A custodial interrogation has been defined by the US Supreme Court as "questioning initiated by law enforcement officers after a person has been taken into custody or otherwise deprived of his freedom of action in any significant way." Your personal subjective view does not matter rather the standard is whether a reasonable person innocent of a crime would feel that they were not free to leave. If Miranda is violated only the statements obtained may be excluded i.e. the case likely won't get dismissed if other evidence exists.
Admissions you make to anybody can be used against you. Don't play lawyer, get a good criminal defense attorney.
The loss prevention officer is not a police officer, and you do not have the same constitutional protections. Any statements made to an LP officer will most likely be admissible against you.
The facts you mention with the police officer sound like you were in "custody" - as soon as a reasonable person would believe they could not leave, Miranda rights are required before proceeding with questions - handcuffs, police station etc are not the determining factor
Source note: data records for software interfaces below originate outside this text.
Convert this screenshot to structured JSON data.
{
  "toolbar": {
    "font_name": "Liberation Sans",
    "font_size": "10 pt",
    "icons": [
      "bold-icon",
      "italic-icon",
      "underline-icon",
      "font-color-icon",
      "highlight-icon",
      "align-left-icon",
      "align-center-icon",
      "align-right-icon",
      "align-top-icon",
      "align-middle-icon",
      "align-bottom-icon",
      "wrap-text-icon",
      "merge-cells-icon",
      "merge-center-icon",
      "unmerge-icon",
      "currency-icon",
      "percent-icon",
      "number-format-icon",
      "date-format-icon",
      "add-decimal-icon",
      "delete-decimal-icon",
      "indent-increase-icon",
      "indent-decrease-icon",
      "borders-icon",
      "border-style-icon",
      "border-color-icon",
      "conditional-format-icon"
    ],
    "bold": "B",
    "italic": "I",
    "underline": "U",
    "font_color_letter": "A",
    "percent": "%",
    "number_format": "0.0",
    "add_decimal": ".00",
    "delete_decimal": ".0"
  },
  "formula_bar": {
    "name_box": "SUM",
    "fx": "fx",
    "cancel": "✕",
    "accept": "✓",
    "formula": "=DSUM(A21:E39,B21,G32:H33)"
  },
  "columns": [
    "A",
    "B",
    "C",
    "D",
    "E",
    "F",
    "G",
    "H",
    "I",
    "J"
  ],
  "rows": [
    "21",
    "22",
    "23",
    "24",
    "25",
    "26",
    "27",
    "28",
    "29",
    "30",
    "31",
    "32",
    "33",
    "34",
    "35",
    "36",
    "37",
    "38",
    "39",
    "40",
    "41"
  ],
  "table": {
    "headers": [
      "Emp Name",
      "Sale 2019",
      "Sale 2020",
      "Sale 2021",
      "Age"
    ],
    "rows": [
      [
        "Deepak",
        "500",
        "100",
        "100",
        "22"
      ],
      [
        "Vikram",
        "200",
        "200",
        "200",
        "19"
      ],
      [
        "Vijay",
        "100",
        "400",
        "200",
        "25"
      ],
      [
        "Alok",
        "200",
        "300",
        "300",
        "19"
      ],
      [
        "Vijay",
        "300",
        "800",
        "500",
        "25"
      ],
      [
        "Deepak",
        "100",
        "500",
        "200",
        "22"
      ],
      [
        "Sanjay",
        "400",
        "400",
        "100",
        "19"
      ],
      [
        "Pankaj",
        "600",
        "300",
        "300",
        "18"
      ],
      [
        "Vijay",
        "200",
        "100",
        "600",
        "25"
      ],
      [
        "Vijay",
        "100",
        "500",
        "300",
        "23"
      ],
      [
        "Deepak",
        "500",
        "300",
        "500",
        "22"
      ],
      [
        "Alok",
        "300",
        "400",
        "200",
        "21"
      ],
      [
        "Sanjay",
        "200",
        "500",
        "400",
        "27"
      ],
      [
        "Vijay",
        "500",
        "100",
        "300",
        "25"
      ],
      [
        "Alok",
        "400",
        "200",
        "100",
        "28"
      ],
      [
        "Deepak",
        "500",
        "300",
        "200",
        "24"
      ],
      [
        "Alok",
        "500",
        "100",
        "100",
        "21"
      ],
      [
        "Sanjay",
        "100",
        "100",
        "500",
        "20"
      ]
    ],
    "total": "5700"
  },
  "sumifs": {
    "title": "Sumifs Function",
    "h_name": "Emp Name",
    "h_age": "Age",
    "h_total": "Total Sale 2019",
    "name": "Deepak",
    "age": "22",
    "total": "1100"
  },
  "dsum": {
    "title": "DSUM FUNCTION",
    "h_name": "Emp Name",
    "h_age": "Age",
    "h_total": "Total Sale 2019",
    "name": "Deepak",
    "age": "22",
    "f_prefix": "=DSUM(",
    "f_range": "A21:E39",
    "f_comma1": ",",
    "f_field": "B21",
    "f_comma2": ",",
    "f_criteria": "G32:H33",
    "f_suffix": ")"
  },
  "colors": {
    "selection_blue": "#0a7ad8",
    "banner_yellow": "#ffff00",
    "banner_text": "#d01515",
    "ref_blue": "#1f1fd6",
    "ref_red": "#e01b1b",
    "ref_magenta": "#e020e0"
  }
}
The LP is not a police officer. Therefore Miranda does not apply to their conduct. Likewise the 4th amendment regarding searches and seizures does not apply to their conduct. In your scenario the arrest did not take place until the cuffs were put on and the person was told they were under arrest. The persons subjective belief that they were not free to leave is not relevant under Michigan law. Miranda and its rights are triggered by the actual arrest. Lastly, yes, statements made to the LP are admissible at trial.